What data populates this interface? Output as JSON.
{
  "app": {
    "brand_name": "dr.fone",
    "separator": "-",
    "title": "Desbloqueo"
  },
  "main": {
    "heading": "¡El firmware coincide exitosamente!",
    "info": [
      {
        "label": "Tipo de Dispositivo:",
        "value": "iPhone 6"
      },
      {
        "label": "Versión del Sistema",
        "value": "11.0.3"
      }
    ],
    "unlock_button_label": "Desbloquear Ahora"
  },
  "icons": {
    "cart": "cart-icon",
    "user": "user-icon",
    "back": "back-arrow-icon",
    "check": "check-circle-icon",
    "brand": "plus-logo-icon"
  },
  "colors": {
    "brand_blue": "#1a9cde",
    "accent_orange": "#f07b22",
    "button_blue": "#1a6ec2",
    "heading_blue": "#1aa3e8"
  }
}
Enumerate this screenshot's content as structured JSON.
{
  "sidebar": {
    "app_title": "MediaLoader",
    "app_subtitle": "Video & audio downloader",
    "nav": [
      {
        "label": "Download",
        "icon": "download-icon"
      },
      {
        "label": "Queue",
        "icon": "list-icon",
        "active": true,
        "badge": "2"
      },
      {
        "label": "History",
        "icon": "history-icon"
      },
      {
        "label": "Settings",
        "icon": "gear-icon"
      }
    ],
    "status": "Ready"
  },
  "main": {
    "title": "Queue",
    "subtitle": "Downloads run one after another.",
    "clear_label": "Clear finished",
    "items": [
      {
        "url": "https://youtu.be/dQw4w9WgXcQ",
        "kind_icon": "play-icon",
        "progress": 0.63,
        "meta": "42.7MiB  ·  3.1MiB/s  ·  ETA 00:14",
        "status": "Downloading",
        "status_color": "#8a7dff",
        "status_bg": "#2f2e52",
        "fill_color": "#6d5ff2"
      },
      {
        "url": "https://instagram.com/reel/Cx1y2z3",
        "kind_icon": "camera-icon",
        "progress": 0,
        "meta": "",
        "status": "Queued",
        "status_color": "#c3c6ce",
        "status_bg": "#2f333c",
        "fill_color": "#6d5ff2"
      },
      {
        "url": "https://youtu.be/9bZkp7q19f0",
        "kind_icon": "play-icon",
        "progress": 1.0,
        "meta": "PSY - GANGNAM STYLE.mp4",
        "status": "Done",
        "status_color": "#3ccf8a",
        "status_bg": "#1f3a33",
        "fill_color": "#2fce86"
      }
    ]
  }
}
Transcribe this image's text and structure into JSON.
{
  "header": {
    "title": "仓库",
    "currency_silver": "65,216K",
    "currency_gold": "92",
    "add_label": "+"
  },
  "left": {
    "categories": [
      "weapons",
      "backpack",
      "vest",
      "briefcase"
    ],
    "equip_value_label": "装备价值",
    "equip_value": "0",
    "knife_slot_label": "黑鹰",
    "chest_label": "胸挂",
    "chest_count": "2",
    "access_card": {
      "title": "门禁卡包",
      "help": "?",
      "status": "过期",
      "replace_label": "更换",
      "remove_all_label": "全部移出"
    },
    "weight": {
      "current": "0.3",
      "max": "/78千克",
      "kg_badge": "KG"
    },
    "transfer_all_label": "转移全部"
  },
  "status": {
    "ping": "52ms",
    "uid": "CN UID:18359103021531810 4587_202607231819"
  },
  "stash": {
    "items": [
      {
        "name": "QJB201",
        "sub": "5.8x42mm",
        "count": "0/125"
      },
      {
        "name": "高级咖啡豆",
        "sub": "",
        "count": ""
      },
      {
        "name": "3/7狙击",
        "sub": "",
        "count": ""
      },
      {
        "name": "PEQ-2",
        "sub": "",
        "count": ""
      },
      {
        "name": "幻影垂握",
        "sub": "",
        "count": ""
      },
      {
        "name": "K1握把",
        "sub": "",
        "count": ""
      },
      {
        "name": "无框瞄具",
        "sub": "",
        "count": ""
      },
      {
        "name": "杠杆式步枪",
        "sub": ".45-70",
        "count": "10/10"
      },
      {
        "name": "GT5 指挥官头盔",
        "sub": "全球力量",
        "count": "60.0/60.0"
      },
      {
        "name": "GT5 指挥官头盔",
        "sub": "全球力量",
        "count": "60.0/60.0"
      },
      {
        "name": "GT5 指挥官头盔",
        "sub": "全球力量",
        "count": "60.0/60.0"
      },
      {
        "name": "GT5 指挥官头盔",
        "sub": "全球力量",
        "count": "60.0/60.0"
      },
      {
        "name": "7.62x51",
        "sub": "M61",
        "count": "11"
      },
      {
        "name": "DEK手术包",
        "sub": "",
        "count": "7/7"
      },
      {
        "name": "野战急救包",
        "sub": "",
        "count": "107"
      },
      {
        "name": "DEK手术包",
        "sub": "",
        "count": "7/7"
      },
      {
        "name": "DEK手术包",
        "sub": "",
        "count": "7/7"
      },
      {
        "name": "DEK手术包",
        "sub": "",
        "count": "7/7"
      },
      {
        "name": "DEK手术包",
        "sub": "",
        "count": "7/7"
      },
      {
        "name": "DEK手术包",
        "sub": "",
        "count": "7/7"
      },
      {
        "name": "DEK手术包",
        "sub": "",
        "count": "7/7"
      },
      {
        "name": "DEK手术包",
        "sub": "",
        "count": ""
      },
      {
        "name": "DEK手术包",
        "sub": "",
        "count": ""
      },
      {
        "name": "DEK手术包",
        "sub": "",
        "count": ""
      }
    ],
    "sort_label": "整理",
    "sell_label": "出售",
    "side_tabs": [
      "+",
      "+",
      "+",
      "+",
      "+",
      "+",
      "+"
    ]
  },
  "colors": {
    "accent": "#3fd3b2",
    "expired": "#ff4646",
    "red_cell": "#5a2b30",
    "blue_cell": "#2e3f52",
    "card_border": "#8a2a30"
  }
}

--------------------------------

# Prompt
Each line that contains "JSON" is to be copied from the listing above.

# Task solution
What data populates this interface? Output as JSON.
Enumerate this screenshot's content as structured JSON.
Transcribe this image's text and structure into JSON.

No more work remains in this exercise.